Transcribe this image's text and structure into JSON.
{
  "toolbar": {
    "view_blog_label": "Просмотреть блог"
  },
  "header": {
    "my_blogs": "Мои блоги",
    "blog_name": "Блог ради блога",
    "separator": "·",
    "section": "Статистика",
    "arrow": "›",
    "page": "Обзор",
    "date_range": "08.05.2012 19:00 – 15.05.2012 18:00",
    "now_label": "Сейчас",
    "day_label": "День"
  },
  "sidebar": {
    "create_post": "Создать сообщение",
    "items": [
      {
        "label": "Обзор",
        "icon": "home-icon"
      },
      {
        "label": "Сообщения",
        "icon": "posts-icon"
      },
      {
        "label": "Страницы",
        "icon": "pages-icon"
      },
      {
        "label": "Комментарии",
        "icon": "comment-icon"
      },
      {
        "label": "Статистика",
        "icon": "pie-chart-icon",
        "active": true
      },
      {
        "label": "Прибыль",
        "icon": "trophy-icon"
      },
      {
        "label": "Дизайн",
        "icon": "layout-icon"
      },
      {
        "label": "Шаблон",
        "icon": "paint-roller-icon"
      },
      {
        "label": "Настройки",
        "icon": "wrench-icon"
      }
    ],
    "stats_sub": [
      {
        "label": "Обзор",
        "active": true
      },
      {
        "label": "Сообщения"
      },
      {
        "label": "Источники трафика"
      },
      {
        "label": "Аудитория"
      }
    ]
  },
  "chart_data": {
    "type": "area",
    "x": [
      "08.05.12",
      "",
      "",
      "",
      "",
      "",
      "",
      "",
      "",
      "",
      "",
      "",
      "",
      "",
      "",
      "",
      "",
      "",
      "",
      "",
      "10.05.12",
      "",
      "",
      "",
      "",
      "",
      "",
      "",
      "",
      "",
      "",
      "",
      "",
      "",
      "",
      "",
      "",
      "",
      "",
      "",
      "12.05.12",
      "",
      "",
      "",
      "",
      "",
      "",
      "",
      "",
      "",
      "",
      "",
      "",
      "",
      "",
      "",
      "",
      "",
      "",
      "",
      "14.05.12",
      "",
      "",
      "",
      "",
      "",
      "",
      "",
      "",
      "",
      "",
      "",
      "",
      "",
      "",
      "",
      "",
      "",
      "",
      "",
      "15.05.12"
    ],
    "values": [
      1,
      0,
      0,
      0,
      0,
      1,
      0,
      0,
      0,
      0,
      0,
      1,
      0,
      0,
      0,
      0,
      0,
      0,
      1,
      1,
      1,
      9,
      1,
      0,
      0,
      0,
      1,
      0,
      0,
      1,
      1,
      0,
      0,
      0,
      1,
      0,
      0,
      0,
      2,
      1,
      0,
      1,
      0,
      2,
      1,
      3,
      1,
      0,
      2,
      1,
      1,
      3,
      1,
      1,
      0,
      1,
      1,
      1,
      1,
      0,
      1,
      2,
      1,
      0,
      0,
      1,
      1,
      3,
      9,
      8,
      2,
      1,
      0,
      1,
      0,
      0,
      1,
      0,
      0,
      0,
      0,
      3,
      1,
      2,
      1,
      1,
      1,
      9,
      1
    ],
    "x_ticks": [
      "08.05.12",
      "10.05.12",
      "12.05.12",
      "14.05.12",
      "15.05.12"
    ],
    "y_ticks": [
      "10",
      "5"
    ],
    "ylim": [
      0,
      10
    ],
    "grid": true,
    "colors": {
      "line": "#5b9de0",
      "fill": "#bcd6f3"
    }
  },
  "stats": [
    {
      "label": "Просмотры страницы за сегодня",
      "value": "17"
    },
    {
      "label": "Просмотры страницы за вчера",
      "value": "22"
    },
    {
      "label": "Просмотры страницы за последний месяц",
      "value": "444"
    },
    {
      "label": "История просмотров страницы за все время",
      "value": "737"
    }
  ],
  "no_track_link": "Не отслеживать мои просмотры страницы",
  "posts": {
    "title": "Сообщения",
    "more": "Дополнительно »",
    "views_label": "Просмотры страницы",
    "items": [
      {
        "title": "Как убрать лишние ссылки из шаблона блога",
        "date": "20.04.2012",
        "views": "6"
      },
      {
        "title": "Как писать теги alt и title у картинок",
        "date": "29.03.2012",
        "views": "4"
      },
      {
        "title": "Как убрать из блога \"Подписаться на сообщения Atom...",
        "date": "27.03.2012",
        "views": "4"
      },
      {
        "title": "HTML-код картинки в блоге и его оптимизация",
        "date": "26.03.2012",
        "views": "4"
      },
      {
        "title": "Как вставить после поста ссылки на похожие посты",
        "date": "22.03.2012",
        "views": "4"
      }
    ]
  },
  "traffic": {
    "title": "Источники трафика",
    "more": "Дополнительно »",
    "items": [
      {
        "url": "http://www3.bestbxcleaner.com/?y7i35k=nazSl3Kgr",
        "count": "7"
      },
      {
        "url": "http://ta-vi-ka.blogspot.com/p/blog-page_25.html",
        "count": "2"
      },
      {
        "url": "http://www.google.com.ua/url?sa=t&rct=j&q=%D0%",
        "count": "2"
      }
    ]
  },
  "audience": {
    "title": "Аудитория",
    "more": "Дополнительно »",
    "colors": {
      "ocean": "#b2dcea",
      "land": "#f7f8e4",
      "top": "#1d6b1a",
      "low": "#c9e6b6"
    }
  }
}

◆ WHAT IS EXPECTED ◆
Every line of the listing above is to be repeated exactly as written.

◆ TASK RESULT ◆
Transcribe this image's text and structure into JSON.
{
  "toolbar": {
    "view_blog_label": "Просмотреть блог"
  },
  "header": {
    "my_blogs": "Мои блоги",
    "blog_name": "Блог ради блога",
    "separator": "·",
    "section": "Статистика",
    "arrow": "›",
    "page": "Обзор",
    "date_range": "08.05.2012 19:00 – 15.05.2012 18:00",
    "now_label": "Сейчас",
    "day_label": "День"
  },
  "sidebar": {
    "create_post": "Создать сообщение",
    "items": [
      {
        "label": "Обзор",
        "icon": "home-icon"
      },
      {
        "label": "Сообщения",
        "icon": "posts-icon"
      },
      {
        "label": "Страницы",
        "icon": "pages-icon"
      },
      {
        "label": "Комментарии",
        "icon": "comment-icon"
      },
      {
        "label": "Статистика",
        "icon": "pie-chart-icon",
        "active": true
      },
      {
        "label": "Прибыль",
        "icon": "trophy-icon"
      },
      {
        "label": "Дизайн",
        "icon": "layout-icon"
      },
      {
        "label": "Шаблон",
        "icon": "paint-roller-icon"
      },
      {
        "label": "Настройки",
        "icon": "wrench-icon"
      }
    ],
    "stats_sub": [
      {
        "label": "Обзор",
        "active": true
      },
      {
        "label": "Сообщения"
      },
      {
        "label": "Источники трафика"
      },
      {
        "label": "Аудитория"
      }
    ]
  },
  "chart_data": {
    "type": "area",
    "x": [
      "08.05.12",
      "",
      "",
      "",
      "",
      "",
      "",
      "",
      "",
      "",
      "",
      "",
      "",
      "",
      "",
      "",
      "",
      "",
      "",
      "",
      "10.05.12",
      "",
      "",
      "",
      "",
      "",
      "",
      "",
      "",
      "",
      "",
      "",
      "",
      "",
      "",
      "",
      "",
      "",
      "",
      "",
      "12.05.12",
      "",
      "",
      "",
      "",
      "",
      "",
      "",
      "",
      "",
      "",
      "",
      "",
      "",
      "",
      "",
      "",
      "",
      "",
      "",
      "14.05.12",
      "",
      "",
      "",
      "",
      "",
      "",
      "",
      "",
      "",
      "",
      "",
      "",
      "",
      "",
      "",
      "",
      "",
      "",
      "",
      "15.05.12"
    ],
    "values": [
      1,
      0,
      0,
      0,
      0,
      1,
      0,
      0,
      0,
      0,
      0,
      1,
      0,
      0,
      0,
      0,
      0,
      0,
      1,
      1,
      1,
      9,
      1,
      0,
      0,
      0,
      1,
      0,
      0,
      1,
      1,
      0,
      0,
      0,
      1,
      0,
      0,
      0,
      2,
      1,
      0,
      1,
      0,
      2,
      1,
      3,
      1,
      0,
      2,
      1,
      1,
      3,
      1,
      1,
      0,
      1,
      1,
      1,
      1,
      0,
      1,
      2,
      1,
      0,
      0,
      1,
      1,
      3,
      9,
      8,
      2,
      1,
      0,
      1,
      0,
      0,
      1,
      0,
      0,
      0,
      0,
      3,
      1,
      2,
      1,
      1,
      1,
      9,
      1
    ],
    "x_ticks": [
      "08.05.12",
      "10.05.12",
      "12.05.12",
      "14.05.12",
      "15.05.12"
    ],
    "y_ticks": [
      "10",
      "5"
    ],
    "ylim": [
      0,
      10
    ],
    "grid": true,
    "colors": {
      "line": "#5b9de0",
      "fill": "#bcd6f3"
    }
  },
  "stats": [
    {
      "label": "Просмотры страницы за сегодня",
      "value": "17"
    },
    {
      "label": "Просмотры страницы за вчера",
      "value": "22"
    },
    {
      "label": "Просмотры страницы за последний месяц",
      "value": "444"
    },
    {
      "label": "История просмотров страницы за все время",
      "value": "737"
    }
  ],
  "no_track_link": "Не отслеживать мои просмотры страницы",
  "posts": {
    "title": "Сообщения",
    "more": "Дополнительно »",
    "views_label": "Просмотры страницы",
    "items": [
      {
        "title": "Как убрать лишние ссылки из шаблона блога",
        "date": "20.04.2012",
        "views": "6"
      },
      {
        "title": "Как писать теги alt и title у картинок",
        "date": "29.03.2012",
        "views": "4"
      },
      {
        "title": "Как убрать из блога \"Подписаться на сообщения Atom...",
        "date": "27.03.2012",
        "views": "4"
      },
      {
        "title": "HTML-код картинки в блоге и его оптимизация",
        "date": "26.03.2012",
        "views": "4"
      },
      {
        "title": "Как вставить после поста ссылки на похожие посты",
        "date": "22.03.2012",
        "views": "4"
      }
    ]
  },
  "traffic": {
    "title": "Источники трафика",
    "more": "Дополнительно »",
    "items": [
      {
        "url": "http://www3.bestbxcleaner.com/?y7i35k=nazSl3Kgr",
        "count": "7"
      },
      {
        "url": "http://ta-vi-ka.blogspot.com/p/blog-page_25.html",
        "count": "2"
      },
      {
        "url": "http://www.google.com.ua/url?sa=t&rct=j&q=%D0%",
        "count": "2"
      }
    ]
  },
  "audience": {
    "title": "Аудитория",
    "more": "Дополнительно »",
    "colors": {
      "ocean": "#b2dcea",
      "land": "#f7f8e4",
      "top": "#1d6b1a",
      "low": "#c9e6b6"
    }
  }
}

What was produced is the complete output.